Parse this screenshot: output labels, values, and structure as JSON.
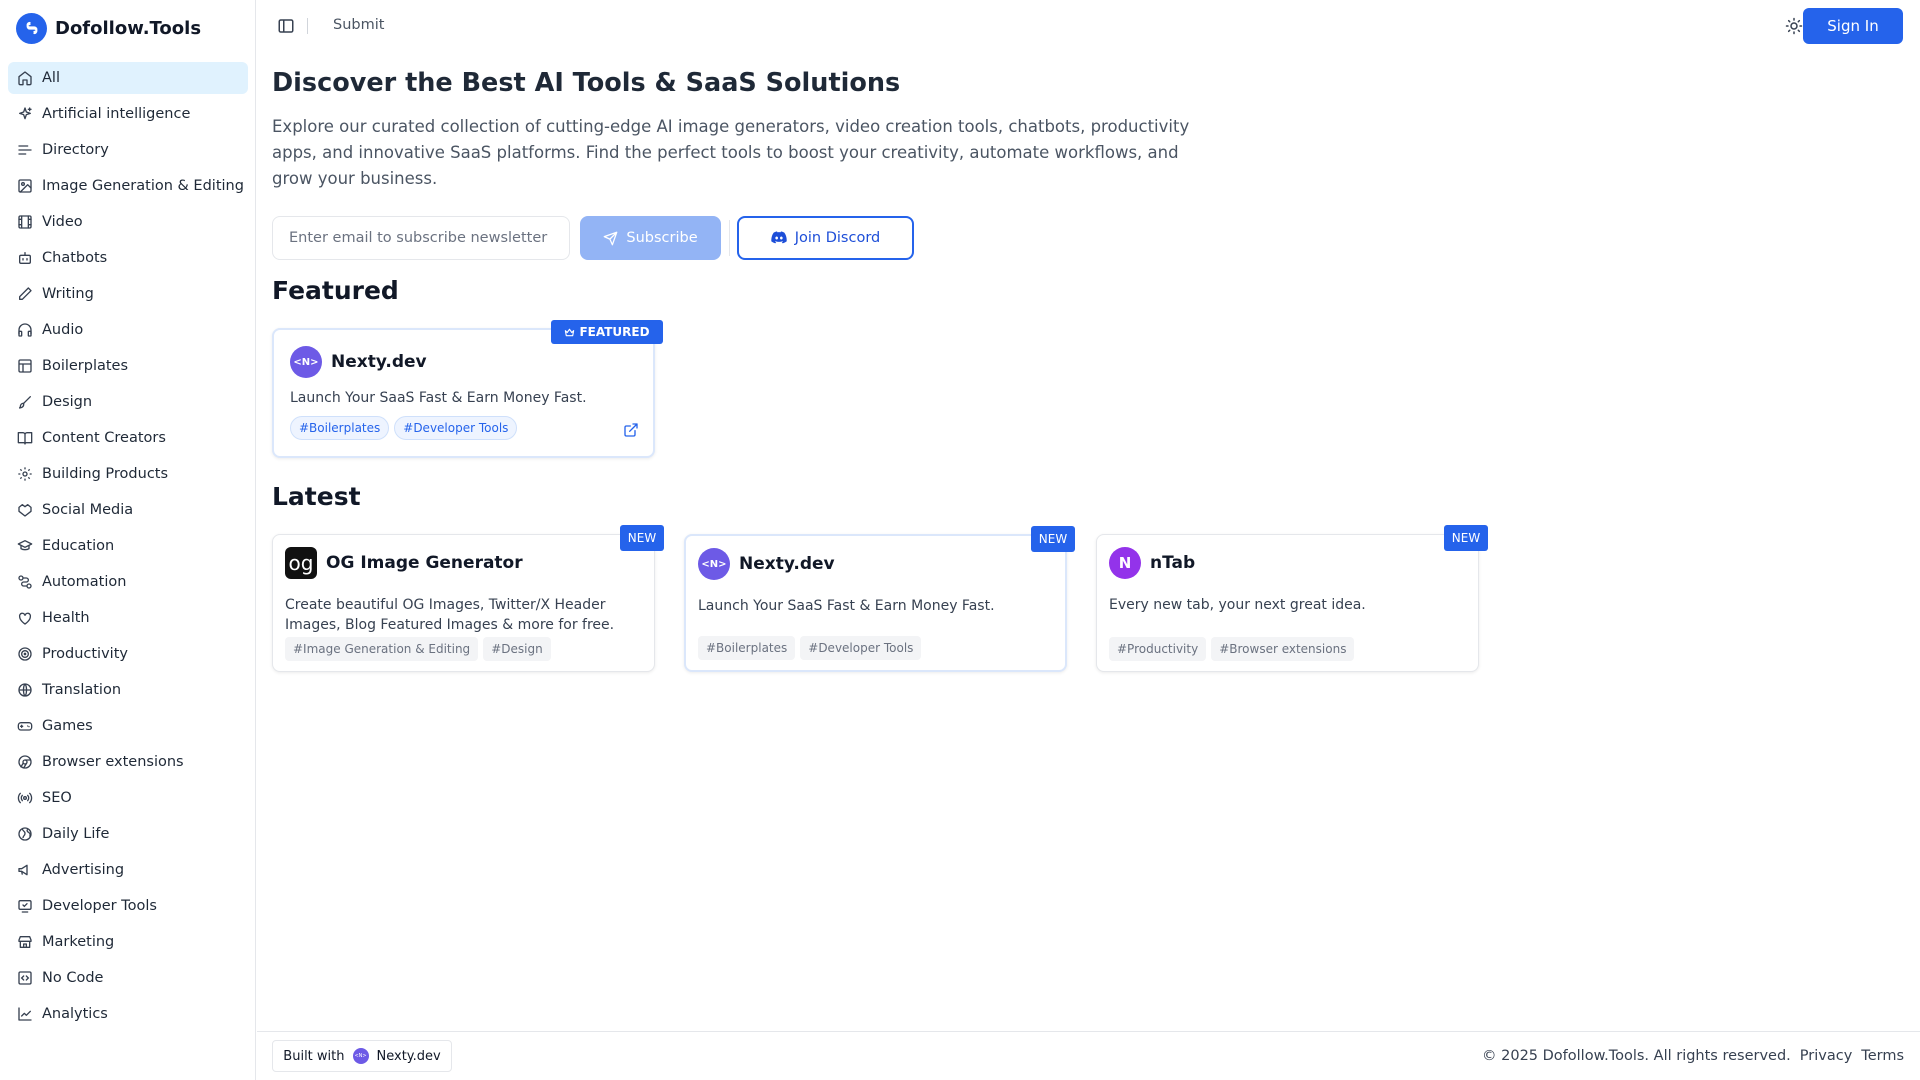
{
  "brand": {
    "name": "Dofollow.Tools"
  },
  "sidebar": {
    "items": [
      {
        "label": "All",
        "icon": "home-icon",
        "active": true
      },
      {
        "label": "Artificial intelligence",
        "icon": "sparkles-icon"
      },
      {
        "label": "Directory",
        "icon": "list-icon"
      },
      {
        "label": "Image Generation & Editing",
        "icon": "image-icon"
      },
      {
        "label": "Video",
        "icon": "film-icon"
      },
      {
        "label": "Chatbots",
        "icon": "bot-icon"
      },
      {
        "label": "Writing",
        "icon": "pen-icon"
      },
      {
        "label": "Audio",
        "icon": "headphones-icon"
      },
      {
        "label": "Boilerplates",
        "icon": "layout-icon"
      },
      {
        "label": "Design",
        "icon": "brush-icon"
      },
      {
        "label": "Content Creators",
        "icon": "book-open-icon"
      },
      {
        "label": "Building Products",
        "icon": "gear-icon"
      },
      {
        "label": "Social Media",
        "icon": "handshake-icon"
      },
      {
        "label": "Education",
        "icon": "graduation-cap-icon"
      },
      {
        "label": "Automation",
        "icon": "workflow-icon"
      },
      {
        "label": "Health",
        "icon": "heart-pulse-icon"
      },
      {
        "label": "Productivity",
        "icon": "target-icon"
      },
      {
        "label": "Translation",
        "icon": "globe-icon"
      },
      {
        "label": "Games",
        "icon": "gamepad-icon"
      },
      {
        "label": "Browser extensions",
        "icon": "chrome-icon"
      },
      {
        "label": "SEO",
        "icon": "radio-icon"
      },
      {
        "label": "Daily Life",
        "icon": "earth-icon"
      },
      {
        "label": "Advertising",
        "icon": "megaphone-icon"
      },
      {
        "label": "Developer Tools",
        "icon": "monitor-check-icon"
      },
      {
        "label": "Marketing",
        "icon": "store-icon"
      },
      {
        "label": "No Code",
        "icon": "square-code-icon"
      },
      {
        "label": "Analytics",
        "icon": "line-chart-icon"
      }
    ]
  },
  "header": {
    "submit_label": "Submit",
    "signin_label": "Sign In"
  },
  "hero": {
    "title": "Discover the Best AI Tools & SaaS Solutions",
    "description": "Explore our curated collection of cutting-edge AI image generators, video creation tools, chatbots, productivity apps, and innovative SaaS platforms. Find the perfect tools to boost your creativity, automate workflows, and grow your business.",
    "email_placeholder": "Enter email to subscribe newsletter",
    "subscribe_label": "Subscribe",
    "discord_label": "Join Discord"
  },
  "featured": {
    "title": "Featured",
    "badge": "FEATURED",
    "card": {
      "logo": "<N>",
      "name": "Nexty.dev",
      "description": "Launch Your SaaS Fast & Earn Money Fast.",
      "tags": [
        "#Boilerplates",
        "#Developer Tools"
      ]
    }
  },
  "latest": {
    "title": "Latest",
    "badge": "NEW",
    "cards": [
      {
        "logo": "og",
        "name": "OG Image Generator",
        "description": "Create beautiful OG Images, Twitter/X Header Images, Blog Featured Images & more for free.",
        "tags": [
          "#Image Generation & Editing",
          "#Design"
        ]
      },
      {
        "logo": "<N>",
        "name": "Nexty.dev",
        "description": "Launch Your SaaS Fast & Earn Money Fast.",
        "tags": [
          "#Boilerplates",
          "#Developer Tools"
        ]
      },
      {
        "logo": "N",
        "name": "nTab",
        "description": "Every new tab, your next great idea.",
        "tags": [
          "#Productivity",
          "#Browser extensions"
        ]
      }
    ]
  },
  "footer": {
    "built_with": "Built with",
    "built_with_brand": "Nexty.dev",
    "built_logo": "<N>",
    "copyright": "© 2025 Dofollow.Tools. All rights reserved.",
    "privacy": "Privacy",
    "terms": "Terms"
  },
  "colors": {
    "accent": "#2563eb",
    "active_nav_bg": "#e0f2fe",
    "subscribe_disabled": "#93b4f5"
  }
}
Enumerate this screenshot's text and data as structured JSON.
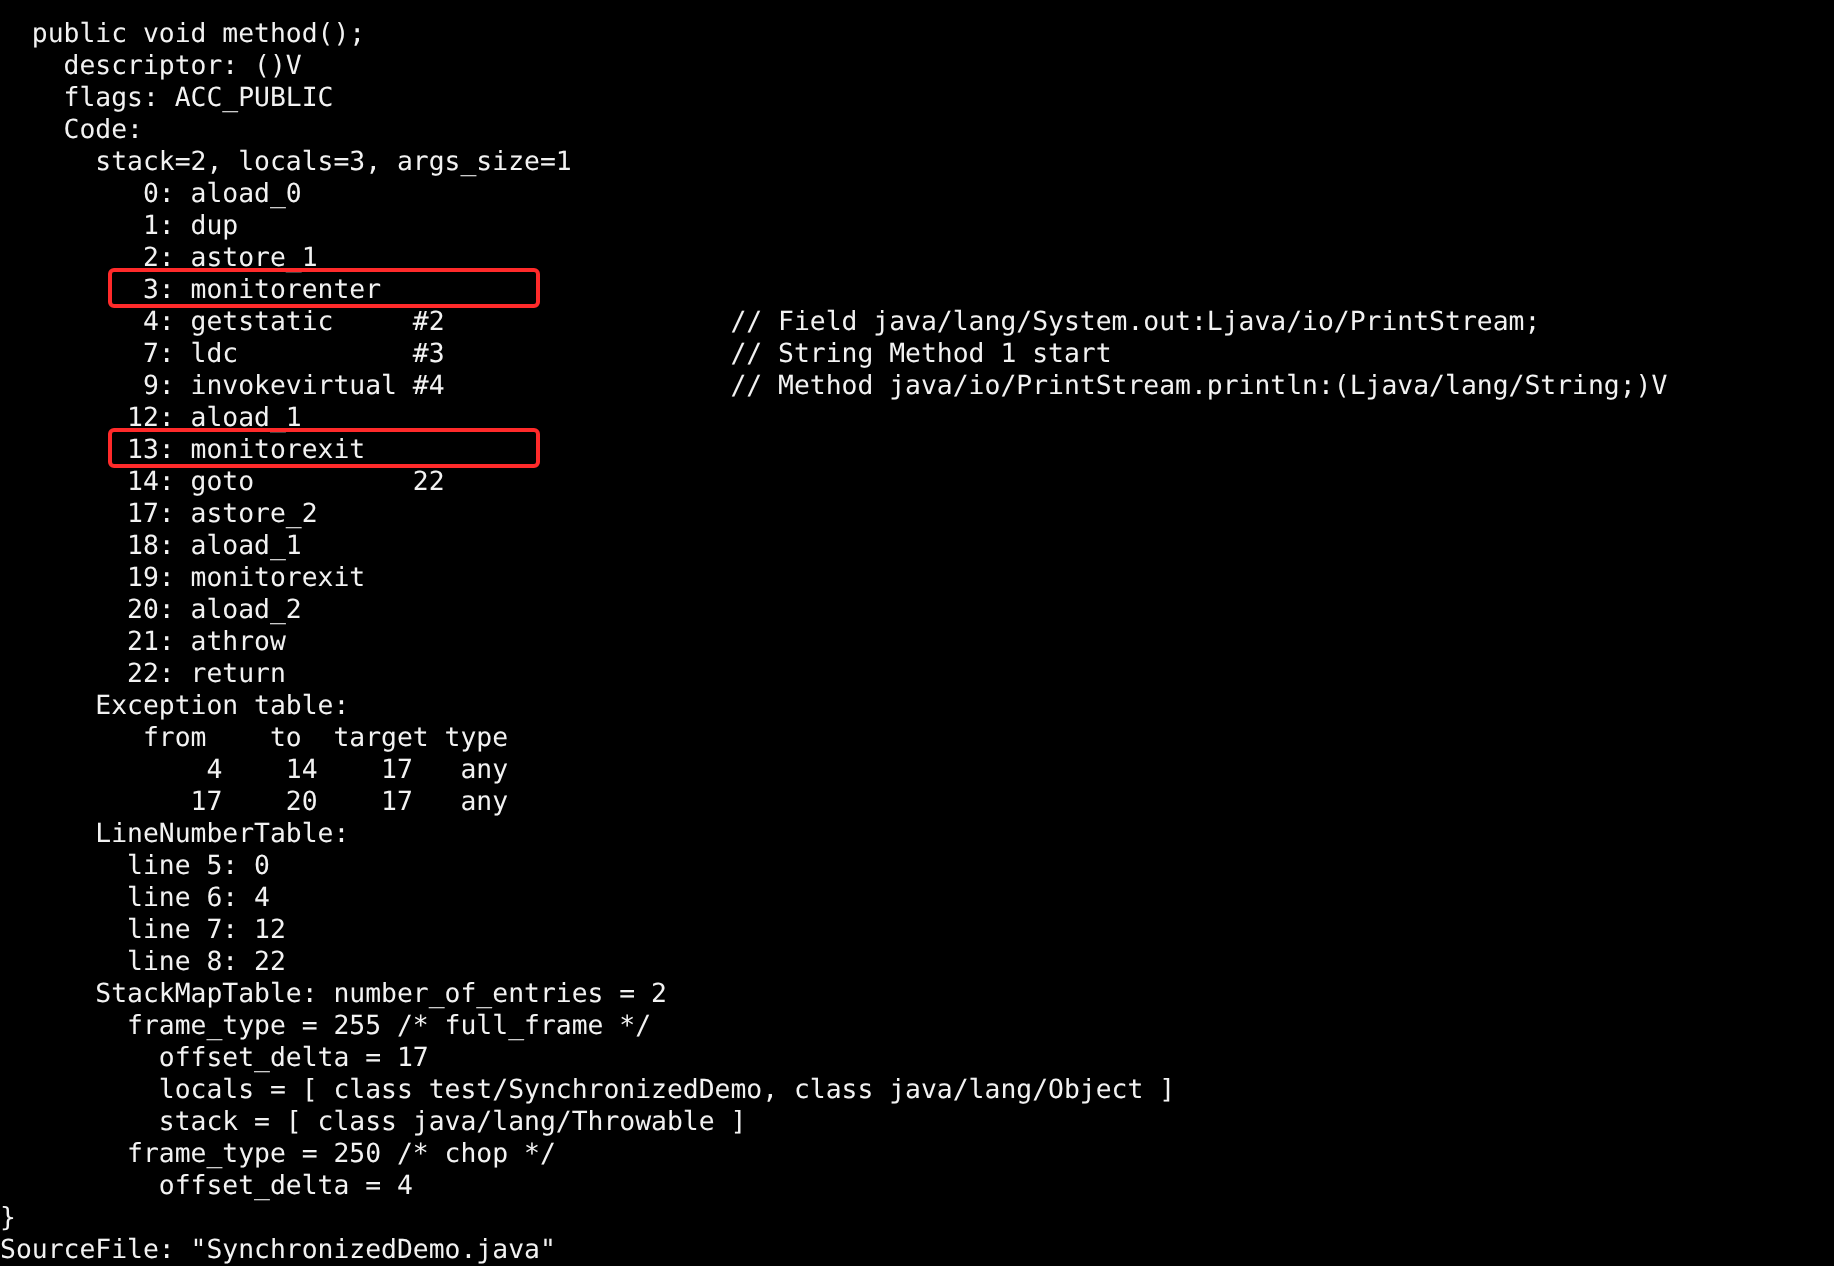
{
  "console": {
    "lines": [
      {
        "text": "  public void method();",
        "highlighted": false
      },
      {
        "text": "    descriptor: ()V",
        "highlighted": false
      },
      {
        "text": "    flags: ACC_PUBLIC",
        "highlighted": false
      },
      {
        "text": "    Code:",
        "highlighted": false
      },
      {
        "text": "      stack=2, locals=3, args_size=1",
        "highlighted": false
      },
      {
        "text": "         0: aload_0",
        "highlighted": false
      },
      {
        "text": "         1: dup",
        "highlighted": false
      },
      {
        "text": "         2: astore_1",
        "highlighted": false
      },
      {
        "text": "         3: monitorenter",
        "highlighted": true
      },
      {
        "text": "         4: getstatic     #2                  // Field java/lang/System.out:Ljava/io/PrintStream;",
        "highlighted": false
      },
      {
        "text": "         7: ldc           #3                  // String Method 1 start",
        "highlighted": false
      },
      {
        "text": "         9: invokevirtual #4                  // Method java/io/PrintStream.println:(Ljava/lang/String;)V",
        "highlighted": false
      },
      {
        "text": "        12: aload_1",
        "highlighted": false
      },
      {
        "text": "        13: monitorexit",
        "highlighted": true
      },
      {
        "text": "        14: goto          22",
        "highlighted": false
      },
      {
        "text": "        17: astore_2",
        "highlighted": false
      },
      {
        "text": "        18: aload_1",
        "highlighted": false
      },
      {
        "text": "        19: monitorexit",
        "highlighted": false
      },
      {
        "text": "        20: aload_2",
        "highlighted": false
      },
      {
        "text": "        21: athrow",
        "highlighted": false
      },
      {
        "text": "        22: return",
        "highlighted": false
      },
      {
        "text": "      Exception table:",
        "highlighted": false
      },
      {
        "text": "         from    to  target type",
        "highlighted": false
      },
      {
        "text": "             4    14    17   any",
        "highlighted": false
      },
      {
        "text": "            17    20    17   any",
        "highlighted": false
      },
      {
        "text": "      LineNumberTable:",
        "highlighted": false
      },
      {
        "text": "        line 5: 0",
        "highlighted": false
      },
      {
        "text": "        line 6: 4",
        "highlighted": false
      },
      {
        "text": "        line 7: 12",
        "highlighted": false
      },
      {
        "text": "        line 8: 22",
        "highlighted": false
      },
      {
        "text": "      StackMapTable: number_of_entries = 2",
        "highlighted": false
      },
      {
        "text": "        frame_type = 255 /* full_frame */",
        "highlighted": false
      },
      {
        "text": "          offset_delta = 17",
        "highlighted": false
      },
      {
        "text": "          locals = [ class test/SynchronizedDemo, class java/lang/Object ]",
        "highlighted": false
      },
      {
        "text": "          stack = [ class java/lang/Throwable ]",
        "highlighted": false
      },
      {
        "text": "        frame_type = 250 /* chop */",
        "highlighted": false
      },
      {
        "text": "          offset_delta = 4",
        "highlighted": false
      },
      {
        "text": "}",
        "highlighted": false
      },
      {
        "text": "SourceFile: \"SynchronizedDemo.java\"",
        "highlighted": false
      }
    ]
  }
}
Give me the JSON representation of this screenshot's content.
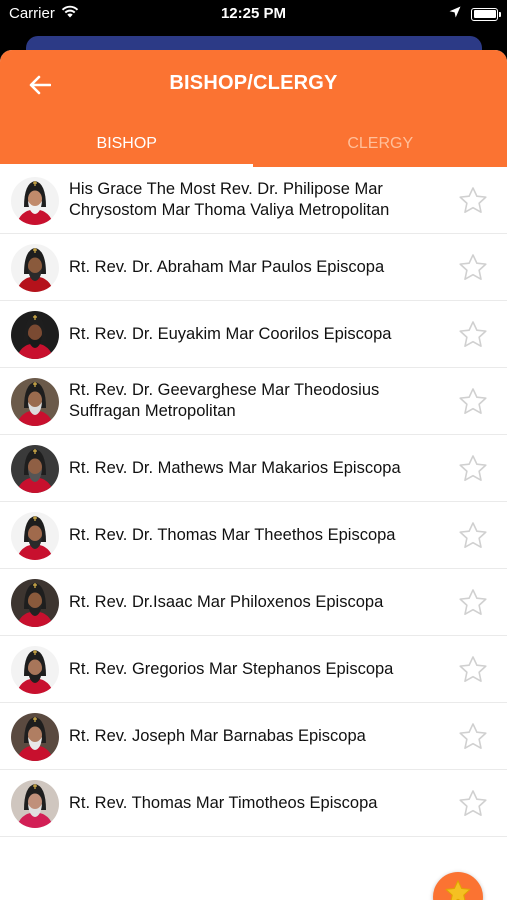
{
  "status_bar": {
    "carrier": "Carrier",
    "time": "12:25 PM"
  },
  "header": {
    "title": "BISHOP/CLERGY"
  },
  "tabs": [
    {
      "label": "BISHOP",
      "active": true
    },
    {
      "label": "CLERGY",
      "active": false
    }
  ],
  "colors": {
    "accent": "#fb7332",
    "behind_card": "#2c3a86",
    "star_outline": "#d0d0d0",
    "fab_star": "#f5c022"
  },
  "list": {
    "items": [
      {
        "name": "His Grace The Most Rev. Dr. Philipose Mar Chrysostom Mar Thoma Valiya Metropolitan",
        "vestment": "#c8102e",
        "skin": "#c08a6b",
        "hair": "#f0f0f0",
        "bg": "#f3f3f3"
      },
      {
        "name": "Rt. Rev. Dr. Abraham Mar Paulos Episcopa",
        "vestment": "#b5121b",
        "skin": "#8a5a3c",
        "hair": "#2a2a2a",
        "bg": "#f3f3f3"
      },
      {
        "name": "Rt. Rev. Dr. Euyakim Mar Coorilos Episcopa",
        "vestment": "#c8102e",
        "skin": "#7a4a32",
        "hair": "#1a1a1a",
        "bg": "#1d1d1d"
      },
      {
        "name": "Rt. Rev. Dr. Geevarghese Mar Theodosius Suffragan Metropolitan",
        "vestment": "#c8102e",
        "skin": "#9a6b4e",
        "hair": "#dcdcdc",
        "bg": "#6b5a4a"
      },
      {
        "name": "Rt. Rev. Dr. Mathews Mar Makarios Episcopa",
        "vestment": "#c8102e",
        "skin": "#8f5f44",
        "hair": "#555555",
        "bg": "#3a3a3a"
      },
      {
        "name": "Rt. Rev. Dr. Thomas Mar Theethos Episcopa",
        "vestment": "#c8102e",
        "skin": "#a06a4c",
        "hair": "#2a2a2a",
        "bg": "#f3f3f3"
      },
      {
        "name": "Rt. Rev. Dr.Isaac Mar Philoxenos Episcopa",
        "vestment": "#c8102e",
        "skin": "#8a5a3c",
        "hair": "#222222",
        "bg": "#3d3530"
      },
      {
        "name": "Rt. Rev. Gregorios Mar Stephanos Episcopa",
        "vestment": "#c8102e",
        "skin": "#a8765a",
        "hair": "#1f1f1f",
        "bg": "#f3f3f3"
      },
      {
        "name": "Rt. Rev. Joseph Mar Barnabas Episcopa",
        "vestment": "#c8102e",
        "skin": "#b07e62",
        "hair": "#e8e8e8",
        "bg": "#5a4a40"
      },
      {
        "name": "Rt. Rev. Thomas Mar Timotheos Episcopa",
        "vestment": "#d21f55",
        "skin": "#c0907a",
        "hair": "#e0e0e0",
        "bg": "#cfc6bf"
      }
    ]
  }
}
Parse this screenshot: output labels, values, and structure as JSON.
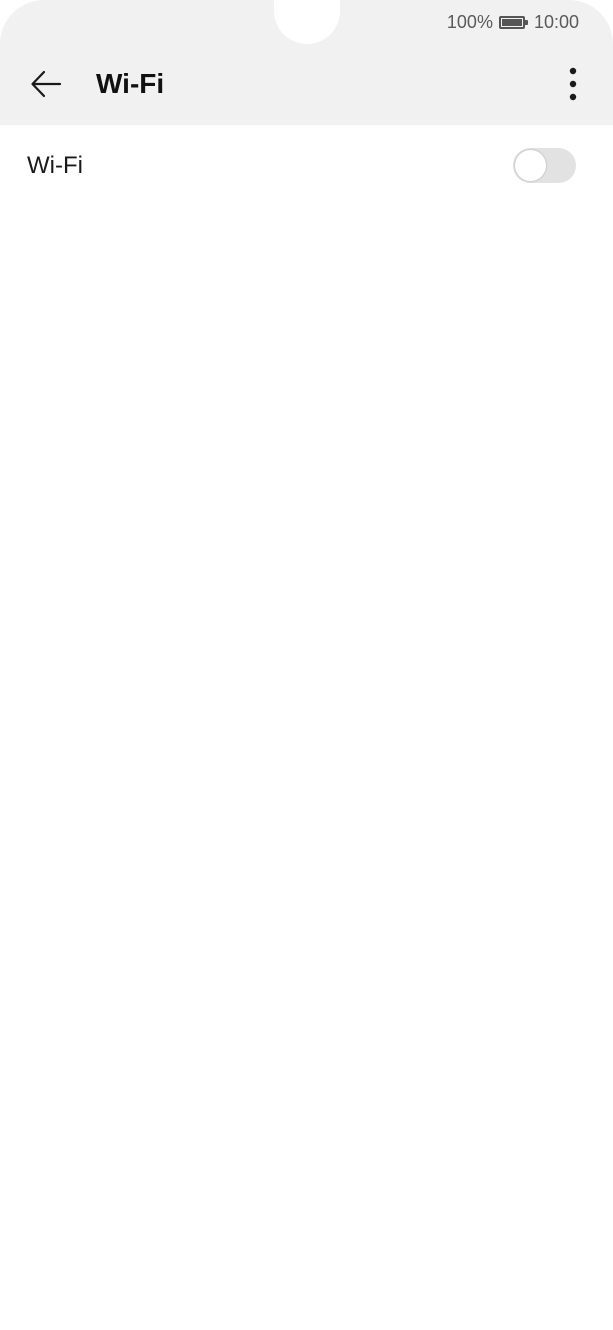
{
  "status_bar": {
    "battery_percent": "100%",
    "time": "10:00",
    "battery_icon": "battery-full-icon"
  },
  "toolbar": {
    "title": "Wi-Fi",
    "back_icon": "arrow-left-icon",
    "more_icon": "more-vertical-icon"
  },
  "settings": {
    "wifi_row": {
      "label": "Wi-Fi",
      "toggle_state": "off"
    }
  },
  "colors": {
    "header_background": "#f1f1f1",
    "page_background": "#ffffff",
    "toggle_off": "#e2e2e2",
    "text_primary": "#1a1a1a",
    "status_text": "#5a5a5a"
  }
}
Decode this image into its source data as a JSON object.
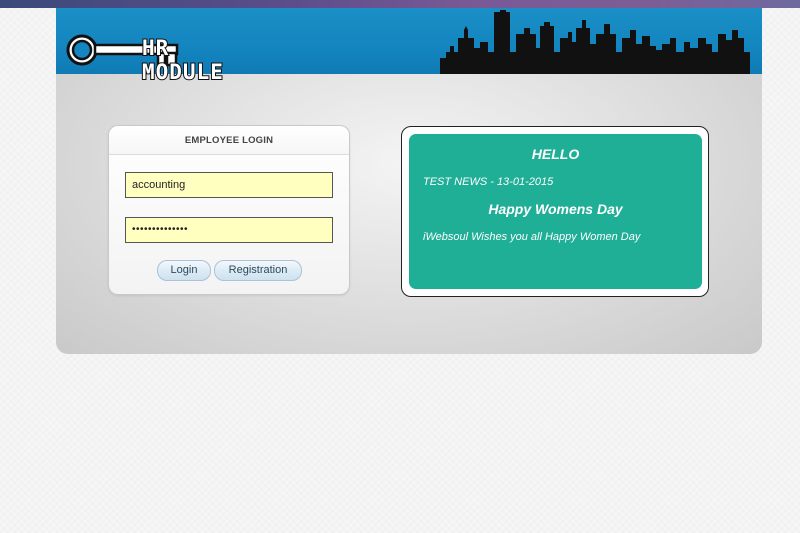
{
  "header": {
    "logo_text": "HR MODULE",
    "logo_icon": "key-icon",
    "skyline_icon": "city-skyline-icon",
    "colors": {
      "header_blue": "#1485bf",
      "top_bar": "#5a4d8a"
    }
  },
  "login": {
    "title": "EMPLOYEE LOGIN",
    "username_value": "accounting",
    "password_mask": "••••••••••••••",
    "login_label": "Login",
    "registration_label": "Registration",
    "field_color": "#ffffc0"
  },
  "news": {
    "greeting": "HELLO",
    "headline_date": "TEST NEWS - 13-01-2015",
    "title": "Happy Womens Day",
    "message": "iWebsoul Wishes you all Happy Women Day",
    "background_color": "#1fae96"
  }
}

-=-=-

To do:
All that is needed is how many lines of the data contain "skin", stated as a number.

Expected answer:
10